painter. About that time a steeplejack bum came through town and offered to
paint the stack for $15 so the stack did get painted before opening.
When all was said and done, the Lewistown Brewing Company once again
opened its door in May of 1934.
Some of the brewery's employees in the 1930s included: Hodel's
son-in-law Roy Brookman in delivery and sales; Frank Carey as main salesman;
Jack Walters as chief engineer and machinist from the Milwaukee
roundhouse; a big man named Chris Ostad who handled barrels; Jack
Leiner as the kegger who repaired the wooden barrels (Leiner also
worked for Hodel in 1918); and Walter Scheid as cellar man and corker. As a
corker, Scheid stated that corking was easier said than done. He would
watch as the barrels were filled and and at just the right moment
he'd pound the large cork in with a hammer. He said timing was crucial
because of the high pressure behind the brew -if you weren't fast enough
you'd get a shower. In 1934 his wages were $3.00 a day but a year and
half later Scheid was making $7.20 a day. All of the employees wore
blue and white striped overalls and hats.
Although the plant had a potential capacity of 100 barrels a
day, it was planned to start off with a daily output of 25
barrels and add to it as the demand arose.
The barrels were made
of wood, lined with pitch, and contained 32 gallons (4 kegs) of brew
when full. Initially they made only kegged beer, and it
was called Silvertip. The brew was steamed in a 25 barrel copper kettle.
Silver Tip Beer label c.1936
As with most smaller post-pro breweries, the Lewistown Brewing Co.
struggled to compete with the national brewers. They began bottling
Silvertip and Lewistown Brew in 12 oz and 24 oz bottles in hopes of
turning their business around."
Additional capital was
needed and the company was successful in finding new investors. In January of 1936, the company was
re-organized as Lewistown Brewery, Inc. The president of the
company was now Arthur F. Wiedeman; with Raymond
Dockery, vice-president; and Gustav Hodel, secretary-treasurer.
"Then, amidst their struggle to survive,
the Brewer's Union in Great Falls demanded that the brewery increase
its wages paid to employees, which it simply could not afford. The
situation left Hodel with no option but to let his employees go and
close down the brewery in 1938.
Thus the era of brewing in Lewistown ended. Much of the equipment
in the brewery was made of brass or copper so during WWII, the metal
was sold for scrap. The building, which I believe still stands, had
numerous occupants over the years. In 1984 it was occupied by Foster
Apiaries, a bee and honey processing plant."
The plant was sold to to John Foster at a sheriff's
sale in 1945. It has had two owners since then and
has remained a honey processing works.

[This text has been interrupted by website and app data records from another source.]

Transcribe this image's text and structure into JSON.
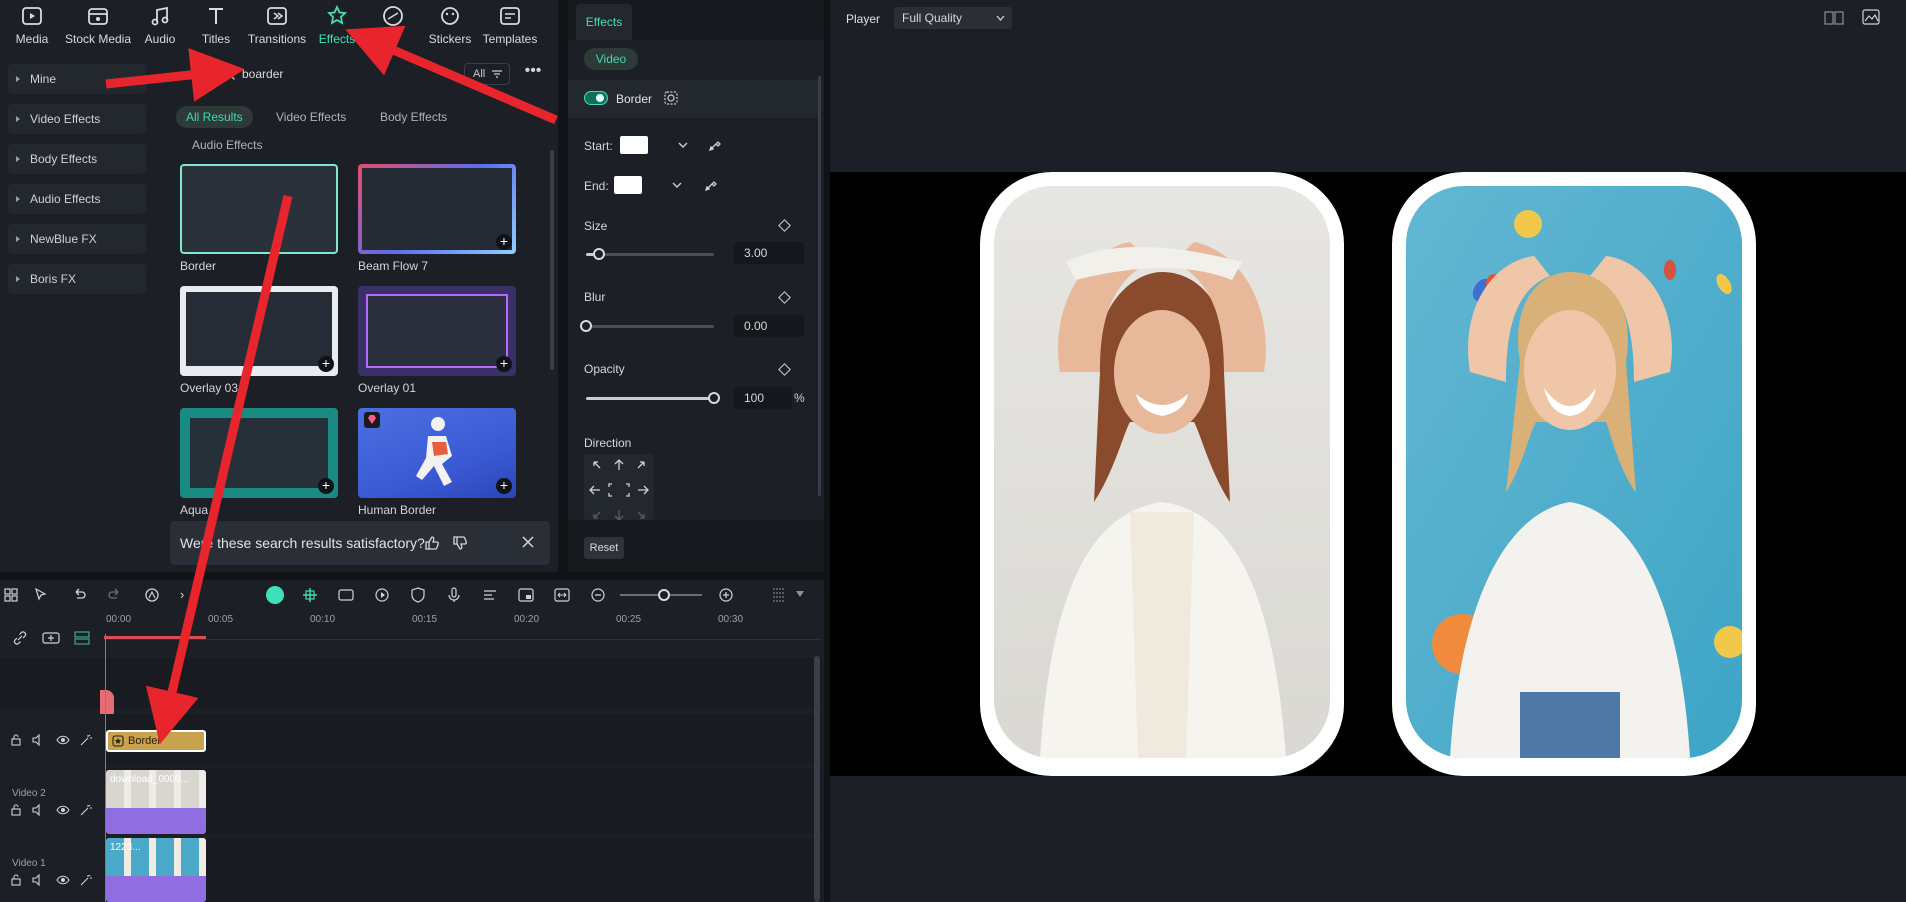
{
  "toolbar": {
    "items": [
      {
        "label": "Media",
        "icon": "media-icon"
      },
      {
        "label": "Stock Media",
        "icon": "stock-media-icon"
      },
      {
        "label": "Audio",
        "icon": "music-note-icon"
      },
      {
        "label": "Titles",
        "icon": "text-t-icon"
      },
      {
        "label": "Transitions",
        "icon": "transitions-icon"
      },
      {
        "label": "Effects",
        "icon": "effects-icon",
        "active": true
      },
      {
        "label": "",
        "icon": "filters-icon"
      },
      {
        "label": "Stickers",
        "icon": "stickers-icon"
      },
      {
        "label": "Templates",
        "icon": "templates-icon"
      }
    ]
  },
  "leftnav": {
    "items": [
      "Mine",
      "Video Effects",
      "Body Effects",
      "Audio Effects",
      "NewBlue FX",
      "Boris FX"
    ]
  },
  "browser": {
    "search_value": "boarder",
    "filter_label": "All",
    "chips": [
      "All Results",
      "Video Effects",
      "Body Effects",
      "Audio Effects"
    ],
    "results": [
      {
        "label": "Border"
      },
      {
        "label": "Beam Flow 7"
      },
      {
        "label": "Overlay 03"
      },
      {
        "label": "Overlay 01"
      },
      {
        "label": "Aqua"
      },
      {
        "label": "Human Border"
      }
    ],
    "feedback_text": "Were these search results satisfactory?"
  },
  "props": {
    "tab": "Effects",
    "subtab": "Video",
    "effect_name": "Border",
    "start_label": "Start:",
    "end_label": "End:",
    "size_label": "Size",
    "size_value": "3.00",
    "size_fraction": 0.1,
    "blur_label": "Blur",
    "blur_value": "0.00",
    "blur_fraction": 0.0,
    "opacity_label": "Opacity",
    "opacity_value": "100",
    "opacity_unit": "%",
    "opacity_fraction": 1.0,
    "direction_label": "Direction",
    "reset_label": "Reset"
  },
  "player": {
    "label": "Player",
    "quality": "Full Quality"
  },
  "timeline": {
    "ruler": [
      "00:00",
      "00:05",
      "00:10",
      "00:15",
      "00:20",
      "00:25",
      "00:30"
    ],
    "tracks": [
      {
        "name": "",
        "clip_label": "Border"
      },
      {
        "name": "Video 2",
        "clip_label": "download_0000..."
      },
      {
        "name": "Video 1",
        "clip_label": "1223..."
      }
    ]
  },
  "colors": {
    "accent": "#3fe0b9",
    "border_clip": "#c9a24f",
    "video_clip": "#8e6ee0",
    "annotation_arrow": "#e8252c"
  }
}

It is now the Snowy Mountain Honey Ranch,
56 SW Ash St.
Due to the additions and modifications over
the years, the building bares little resemblance to the original
1894 brewery, and is not eligible for recognition as a historical